[Items from a data source]

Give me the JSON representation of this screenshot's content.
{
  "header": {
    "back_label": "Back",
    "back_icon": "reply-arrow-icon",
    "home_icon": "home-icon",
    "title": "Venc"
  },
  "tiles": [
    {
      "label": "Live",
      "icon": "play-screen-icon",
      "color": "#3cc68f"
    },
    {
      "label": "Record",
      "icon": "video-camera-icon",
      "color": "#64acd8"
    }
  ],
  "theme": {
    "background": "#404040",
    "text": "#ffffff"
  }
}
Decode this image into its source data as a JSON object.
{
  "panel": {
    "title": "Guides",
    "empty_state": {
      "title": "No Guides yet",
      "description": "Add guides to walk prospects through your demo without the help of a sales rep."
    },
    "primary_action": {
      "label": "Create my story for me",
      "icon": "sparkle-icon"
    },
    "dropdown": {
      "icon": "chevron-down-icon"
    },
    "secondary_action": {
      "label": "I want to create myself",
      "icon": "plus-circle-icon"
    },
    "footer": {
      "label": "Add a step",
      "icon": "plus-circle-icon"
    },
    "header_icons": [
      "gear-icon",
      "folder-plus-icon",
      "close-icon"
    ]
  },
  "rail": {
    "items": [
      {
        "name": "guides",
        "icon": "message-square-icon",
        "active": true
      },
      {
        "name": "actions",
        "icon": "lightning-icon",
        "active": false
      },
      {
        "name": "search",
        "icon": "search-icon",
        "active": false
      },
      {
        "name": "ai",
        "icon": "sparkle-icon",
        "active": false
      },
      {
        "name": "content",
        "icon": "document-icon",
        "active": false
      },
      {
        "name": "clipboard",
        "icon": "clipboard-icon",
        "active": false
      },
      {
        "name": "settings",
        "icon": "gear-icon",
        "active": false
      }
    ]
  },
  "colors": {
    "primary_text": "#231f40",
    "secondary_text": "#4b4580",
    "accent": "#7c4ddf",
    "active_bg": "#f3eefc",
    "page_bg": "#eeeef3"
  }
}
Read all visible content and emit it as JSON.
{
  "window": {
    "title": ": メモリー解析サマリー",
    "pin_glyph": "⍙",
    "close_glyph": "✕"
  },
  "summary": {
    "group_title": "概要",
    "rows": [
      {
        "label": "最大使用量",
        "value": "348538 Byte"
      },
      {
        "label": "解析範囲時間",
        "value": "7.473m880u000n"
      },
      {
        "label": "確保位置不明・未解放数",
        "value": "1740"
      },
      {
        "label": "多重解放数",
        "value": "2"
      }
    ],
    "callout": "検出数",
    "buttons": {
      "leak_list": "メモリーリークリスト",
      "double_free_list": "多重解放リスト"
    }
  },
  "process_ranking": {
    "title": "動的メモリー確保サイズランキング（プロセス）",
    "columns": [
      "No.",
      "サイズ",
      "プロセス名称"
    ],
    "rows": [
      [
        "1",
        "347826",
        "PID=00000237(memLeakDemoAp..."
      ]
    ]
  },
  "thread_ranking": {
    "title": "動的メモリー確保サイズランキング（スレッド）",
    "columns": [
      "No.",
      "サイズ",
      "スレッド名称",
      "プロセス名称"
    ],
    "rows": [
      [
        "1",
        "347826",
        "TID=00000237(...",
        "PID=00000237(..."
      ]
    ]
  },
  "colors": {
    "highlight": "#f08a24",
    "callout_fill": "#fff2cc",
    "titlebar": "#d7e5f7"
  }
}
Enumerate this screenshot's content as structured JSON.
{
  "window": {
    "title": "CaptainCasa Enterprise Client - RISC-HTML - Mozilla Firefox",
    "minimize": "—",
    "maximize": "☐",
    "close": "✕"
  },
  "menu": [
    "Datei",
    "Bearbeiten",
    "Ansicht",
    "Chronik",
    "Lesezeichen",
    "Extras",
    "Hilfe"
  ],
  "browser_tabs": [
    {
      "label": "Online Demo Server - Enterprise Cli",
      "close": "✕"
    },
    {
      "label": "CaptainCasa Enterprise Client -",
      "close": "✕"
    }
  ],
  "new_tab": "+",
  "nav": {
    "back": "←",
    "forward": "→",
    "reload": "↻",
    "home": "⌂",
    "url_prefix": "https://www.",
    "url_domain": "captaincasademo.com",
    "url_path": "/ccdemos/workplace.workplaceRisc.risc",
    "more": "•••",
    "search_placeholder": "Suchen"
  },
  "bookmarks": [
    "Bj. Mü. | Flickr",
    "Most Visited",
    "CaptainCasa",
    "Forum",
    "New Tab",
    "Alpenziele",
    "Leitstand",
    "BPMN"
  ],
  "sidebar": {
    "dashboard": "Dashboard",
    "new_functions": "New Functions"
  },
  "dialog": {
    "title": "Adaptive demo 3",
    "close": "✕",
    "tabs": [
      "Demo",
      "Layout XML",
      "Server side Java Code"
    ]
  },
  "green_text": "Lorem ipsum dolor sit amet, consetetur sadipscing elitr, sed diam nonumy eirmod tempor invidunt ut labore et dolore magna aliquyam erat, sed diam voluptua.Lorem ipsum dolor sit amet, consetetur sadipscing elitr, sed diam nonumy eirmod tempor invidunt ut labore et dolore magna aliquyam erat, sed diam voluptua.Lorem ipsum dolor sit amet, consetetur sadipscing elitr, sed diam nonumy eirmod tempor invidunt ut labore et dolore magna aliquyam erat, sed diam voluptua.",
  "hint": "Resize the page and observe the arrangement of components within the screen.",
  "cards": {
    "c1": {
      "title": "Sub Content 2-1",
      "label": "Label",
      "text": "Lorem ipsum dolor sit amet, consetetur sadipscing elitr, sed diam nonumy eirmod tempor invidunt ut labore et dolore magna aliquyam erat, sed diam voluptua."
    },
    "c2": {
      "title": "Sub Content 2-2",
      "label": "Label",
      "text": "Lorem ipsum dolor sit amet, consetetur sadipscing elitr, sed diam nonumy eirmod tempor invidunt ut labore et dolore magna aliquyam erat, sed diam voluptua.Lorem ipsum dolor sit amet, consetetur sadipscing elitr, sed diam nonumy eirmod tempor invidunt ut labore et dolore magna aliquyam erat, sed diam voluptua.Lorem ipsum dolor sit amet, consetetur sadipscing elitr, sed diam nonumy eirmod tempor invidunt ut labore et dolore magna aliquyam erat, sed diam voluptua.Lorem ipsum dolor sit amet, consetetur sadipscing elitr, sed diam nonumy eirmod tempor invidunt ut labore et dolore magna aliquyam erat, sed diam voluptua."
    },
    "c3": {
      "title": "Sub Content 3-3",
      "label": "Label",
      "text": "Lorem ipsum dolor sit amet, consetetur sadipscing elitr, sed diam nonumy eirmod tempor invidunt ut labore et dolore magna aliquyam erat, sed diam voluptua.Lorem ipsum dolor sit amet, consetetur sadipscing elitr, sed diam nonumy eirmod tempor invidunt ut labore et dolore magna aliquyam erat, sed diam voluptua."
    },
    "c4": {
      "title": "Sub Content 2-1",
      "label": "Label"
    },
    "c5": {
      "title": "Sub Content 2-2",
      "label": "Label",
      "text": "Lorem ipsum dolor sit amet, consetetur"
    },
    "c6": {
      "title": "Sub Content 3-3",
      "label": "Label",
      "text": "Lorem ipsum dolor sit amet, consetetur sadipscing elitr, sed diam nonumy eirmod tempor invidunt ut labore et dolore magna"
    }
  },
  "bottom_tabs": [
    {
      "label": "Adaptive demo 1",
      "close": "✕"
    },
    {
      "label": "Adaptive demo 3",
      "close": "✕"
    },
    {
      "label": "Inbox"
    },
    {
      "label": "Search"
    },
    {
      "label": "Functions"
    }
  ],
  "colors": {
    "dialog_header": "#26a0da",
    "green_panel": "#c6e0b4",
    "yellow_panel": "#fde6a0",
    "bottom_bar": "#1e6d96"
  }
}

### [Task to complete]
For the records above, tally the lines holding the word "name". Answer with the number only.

### [Solution to the exercise]
7